All lines below containing the string "JSON" are to be copied.

[Component data from apps and pages]
= Beginning of Section =
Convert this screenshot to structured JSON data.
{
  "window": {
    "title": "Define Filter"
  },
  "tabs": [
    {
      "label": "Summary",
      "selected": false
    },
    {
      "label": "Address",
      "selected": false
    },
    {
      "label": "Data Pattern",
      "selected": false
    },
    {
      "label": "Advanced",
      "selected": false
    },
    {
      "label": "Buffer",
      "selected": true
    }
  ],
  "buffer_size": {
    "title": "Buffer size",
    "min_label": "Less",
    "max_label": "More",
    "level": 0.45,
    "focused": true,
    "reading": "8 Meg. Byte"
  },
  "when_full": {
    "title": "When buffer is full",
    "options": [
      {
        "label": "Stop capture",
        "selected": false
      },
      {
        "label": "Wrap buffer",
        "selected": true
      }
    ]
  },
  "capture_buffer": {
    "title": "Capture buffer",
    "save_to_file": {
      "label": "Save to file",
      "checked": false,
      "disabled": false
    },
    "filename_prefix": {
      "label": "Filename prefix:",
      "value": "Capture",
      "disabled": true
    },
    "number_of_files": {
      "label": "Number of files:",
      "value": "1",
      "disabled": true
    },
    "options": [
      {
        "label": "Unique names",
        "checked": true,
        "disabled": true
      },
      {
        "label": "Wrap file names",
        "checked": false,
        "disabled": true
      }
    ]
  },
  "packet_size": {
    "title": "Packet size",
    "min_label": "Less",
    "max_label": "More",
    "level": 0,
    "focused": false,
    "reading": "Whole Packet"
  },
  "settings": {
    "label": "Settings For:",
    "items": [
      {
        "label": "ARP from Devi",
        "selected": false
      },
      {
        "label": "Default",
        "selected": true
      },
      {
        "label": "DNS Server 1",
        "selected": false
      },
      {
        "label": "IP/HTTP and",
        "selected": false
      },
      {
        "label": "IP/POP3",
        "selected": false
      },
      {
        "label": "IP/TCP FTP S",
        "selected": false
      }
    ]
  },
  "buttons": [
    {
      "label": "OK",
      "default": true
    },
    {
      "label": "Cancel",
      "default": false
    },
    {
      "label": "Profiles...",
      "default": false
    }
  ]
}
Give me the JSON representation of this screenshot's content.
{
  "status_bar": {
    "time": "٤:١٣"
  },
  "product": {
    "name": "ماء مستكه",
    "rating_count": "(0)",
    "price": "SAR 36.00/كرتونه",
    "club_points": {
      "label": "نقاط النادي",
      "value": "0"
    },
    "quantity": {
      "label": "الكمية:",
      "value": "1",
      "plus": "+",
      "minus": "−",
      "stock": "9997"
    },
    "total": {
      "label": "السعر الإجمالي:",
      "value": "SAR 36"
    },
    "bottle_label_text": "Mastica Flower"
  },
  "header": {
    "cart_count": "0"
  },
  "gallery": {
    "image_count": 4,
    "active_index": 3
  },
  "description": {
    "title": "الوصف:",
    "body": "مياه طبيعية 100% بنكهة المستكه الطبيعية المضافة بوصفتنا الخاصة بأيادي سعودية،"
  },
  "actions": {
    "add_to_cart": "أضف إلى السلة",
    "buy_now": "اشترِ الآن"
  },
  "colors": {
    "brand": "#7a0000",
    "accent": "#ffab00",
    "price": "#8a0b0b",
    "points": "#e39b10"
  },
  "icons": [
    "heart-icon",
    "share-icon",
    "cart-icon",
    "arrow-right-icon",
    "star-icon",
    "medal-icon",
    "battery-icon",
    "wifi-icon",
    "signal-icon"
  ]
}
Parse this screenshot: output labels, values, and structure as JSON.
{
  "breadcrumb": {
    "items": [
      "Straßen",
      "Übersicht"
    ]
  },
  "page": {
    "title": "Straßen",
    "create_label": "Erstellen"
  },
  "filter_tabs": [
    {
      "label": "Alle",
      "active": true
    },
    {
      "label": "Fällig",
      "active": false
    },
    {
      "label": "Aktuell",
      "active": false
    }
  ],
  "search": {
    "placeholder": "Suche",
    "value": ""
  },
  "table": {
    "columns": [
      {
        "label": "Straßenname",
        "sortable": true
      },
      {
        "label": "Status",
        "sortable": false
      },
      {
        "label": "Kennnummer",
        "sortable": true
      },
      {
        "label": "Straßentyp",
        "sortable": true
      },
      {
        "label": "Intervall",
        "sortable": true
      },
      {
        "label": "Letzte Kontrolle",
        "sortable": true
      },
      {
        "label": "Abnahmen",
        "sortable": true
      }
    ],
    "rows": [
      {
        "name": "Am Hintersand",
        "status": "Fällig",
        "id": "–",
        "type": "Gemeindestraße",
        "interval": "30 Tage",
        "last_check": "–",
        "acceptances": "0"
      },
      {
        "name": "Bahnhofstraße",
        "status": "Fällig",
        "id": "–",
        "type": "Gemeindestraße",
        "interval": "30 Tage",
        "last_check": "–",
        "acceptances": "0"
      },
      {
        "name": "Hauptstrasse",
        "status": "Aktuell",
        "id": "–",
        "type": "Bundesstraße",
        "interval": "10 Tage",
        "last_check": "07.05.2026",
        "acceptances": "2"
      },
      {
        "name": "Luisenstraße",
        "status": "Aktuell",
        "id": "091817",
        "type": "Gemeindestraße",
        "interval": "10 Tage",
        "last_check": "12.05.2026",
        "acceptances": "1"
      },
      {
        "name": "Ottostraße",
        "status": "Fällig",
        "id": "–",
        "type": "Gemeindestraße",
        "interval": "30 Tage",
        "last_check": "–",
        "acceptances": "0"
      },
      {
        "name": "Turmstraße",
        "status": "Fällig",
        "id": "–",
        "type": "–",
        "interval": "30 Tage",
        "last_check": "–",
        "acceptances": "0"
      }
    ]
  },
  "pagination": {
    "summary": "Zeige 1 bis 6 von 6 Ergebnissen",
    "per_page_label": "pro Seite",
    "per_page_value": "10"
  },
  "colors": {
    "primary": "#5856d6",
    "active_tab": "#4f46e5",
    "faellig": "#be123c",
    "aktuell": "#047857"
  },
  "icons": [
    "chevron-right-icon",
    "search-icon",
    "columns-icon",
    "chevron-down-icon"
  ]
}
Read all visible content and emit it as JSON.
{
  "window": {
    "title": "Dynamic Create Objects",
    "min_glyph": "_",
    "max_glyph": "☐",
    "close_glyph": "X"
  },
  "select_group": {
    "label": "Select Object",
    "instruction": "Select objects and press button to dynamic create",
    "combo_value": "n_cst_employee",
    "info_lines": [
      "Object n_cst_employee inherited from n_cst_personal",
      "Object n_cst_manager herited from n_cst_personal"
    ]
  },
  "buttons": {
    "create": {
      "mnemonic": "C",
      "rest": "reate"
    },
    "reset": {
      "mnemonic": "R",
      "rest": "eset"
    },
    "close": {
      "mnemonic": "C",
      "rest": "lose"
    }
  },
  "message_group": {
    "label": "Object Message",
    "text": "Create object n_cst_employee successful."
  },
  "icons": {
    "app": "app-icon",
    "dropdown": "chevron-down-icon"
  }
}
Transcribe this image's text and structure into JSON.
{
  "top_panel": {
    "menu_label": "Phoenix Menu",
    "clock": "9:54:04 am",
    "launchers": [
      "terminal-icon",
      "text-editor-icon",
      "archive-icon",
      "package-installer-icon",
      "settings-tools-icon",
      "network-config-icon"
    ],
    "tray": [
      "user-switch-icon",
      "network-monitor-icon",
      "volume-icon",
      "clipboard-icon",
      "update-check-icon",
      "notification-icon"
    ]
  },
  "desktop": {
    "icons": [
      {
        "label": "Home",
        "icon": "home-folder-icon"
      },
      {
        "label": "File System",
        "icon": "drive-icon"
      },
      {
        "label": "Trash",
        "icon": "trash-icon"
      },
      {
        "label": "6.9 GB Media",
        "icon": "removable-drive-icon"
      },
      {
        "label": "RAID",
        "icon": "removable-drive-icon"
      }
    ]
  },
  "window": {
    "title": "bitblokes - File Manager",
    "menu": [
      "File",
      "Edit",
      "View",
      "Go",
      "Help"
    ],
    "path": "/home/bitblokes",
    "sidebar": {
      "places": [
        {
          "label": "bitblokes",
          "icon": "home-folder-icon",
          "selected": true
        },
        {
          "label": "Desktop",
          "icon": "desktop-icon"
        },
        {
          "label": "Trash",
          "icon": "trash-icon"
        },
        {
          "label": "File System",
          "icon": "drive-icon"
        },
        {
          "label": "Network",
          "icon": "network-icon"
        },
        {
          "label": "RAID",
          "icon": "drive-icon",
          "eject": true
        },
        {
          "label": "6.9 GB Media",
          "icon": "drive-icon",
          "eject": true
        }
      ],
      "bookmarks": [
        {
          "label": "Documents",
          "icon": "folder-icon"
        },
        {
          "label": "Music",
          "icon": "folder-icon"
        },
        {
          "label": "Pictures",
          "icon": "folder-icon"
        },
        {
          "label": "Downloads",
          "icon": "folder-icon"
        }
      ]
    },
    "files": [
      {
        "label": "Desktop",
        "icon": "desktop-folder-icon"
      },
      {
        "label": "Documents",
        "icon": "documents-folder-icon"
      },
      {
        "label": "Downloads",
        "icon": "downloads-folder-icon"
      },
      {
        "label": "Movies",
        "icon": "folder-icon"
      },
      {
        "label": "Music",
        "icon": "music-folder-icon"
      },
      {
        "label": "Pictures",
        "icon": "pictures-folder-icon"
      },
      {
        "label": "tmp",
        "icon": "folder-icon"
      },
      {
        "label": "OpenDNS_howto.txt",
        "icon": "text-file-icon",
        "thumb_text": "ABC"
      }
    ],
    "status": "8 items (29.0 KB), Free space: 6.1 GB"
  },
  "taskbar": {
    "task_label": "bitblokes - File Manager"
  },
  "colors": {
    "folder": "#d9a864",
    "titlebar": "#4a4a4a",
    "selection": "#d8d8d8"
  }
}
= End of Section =
- _EXPECTED ANSWER_
Convert this screenshot to structured JSON data.
Give me the JSON representation of this screenshot's content.
Parse this screenshot: output labels, values, and structure as JSON.
Read all visible content and emit it as JSON.
Transcribe this image's text and structure into JSON.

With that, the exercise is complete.